AM: The two guys from Car Talk. I’m not sure exactly what subject we would teach, but they are so magnificent at explaining something that I don’t really understand or care about, in a way that makes me understand and care about it, that I can’t see how we could go wrong.

CoT: You’ve been bitten by a radioactive _____ and your new superpower of _____ has instantly made you a more effective teacher.

AM: Panda bear ; sitting silently while a student rethinks and finds an answer for themselves.

On Suits, Shoes, and Professionalization

Last fall I was at a workshop—at Princeton, to flash some “professional” credentials at the start.  My colleague and fellow blogger Lauren Osborne was there, too—even more “professional” than me, because she had submitted a paper for the group to discuss.  She and I were standing outside a room waiting for a key-note to begin, and we were talking about this gig, the blog, and the Craft of Teaching program more broadly, which we understood as an initiative in response to a long-standing lack of emphasis, on behalf of the Divinity School, to issues of “professionalization.”  We said something, one of us, to the effect that this was a good thing, getting grad students to think about academia as a profession, helping folks prepare for and land jobs.
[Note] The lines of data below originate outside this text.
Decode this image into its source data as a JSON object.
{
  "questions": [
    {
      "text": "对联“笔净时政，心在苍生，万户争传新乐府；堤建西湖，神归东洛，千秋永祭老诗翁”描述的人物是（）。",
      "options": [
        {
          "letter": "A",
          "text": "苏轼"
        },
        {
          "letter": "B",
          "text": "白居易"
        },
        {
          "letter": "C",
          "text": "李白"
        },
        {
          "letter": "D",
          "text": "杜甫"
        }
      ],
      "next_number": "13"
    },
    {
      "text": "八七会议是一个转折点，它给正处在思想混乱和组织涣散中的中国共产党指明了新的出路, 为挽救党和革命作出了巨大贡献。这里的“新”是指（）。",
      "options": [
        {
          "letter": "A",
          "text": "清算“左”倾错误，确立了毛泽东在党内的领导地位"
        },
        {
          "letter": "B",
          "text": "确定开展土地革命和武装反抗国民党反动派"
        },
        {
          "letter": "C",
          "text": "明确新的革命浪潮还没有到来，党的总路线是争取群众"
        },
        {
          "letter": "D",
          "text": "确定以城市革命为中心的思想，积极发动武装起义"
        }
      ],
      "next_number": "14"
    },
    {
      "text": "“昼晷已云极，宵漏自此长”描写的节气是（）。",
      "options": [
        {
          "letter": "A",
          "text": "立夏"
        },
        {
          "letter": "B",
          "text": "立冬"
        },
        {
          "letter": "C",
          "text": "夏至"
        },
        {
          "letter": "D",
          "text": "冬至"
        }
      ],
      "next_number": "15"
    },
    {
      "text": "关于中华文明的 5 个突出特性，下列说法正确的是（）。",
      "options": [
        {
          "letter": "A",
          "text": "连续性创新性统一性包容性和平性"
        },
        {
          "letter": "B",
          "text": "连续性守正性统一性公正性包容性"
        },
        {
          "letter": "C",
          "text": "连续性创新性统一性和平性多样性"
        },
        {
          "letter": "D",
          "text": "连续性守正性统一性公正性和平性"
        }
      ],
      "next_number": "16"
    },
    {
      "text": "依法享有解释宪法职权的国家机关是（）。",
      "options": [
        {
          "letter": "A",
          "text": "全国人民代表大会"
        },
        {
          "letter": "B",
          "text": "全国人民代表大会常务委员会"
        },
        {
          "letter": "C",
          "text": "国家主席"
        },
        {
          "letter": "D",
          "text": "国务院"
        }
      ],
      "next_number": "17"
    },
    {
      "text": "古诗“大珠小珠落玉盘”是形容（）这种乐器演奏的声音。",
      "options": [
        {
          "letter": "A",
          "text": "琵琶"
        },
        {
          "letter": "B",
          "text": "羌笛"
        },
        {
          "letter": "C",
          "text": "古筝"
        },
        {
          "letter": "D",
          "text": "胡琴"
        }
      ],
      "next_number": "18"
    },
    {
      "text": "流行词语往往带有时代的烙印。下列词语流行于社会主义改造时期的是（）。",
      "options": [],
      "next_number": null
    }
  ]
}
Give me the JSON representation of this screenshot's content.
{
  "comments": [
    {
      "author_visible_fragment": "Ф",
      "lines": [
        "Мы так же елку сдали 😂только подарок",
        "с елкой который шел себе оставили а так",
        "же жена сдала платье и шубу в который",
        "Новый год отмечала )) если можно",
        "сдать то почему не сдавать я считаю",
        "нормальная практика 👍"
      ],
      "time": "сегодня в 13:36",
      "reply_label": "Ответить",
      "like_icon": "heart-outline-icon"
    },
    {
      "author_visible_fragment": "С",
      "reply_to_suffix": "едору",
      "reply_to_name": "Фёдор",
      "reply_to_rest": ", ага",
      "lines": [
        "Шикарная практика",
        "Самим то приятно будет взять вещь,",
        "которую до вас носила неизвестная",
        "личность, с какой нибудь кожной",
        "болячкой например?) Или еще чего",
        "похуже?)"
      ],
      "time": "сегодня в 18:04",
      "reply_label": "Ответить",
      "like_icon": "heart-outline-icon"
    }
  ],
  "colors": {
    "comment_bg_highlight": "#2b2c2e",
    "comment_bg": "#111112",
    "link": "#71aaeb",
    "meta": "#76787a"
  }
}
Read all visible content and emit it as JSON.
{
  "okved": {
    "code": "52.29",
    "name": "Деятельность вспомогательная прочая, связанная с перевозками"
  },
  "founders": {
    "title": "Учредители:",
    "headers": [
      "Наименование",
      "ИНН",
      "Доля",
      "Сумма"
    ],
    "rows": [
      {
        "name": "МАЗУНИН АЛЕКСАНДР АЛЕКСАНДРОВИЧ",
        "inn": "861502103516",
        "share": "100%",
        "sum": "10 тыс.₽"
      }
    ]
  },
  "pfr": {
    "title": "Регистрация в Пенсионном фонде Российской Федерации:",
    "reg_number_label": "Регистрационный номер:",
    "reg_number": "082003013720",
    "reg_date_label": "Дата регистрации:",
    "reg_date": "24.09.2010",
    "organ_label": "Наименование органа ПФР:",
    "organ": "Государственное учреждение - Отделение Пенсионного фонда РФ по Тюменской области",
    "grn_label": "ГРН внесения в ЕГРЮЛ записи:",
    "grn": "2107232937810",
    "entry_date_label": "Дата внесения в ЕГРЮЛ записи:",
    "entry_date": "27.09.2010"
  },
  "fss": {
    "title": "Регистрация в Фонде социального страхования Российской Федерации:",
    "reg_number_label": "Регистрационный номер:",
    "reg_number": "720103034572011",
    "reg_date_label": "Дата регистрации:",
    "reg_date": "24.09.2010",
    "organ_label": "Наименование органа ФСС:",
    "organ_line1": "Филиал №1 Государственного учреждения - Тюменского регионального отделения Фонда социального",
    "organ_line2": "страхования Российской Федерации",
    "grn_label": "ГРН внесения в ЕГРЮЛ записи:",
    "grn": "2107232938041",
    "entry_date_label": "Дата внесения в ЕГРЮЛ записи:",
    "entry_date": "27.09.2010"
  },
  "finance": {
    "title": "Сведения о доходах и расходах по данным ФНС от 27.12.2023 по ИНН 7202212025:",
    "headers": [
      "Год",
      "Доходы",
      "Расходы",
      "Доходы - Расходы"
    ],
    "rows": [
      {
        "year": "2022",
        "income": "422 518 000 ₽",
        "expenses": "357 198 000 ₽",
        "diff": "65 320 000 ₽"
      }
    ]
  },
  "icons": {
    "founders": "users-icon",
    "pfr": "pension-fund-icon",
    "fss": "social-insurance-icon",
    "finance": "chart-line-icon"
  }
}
Continue reading

Employment is the New Citizenship: The Liberal Arts in the Global Economy

I would like to circle this discussion of Peter Kaufman’s article back to the academic discipline of religious studies. In general terms, Kaufman encourages humanities teachers to work together with our colleagues in pre-professional programs to find ways to make sense of humanistic study as contributing to the professional development of students. This is insofar as those students will become professionals, and even leaders in their professions, for whom the challenge of responding to the unfolding exigencies of their work lives will require skills beyond those learned in their pre-professional classes. They will require, Kaufman writes, the skills we teach in the humanities. Continue reading

Laboral Arts

I am pleased to follow Rick Elgendy and Lauren Osborne in contributing to the Craft of Teaching blog’s quarter-long discussion of the relationships between liberal education and professionalization in academe, with reference to Peter Kaufman’s article “Education for Professional Leadership in the Humanities: Exhortations and Demonstrations.”

It seems clear from reading these thoughts by my colleagues that the conversation about the “crisis of the humanities” is a conversation about many other things, as well. Starting out from a consideration of the purpose of a liberal arts education, it moves quickly to such grand themes as the nature of the human being, the structure of society, and the struggle against injustice. A grand (if not grandiose) list of concerns, to which I cannot resist adding one more: the alienation of spirit and body. Continue reading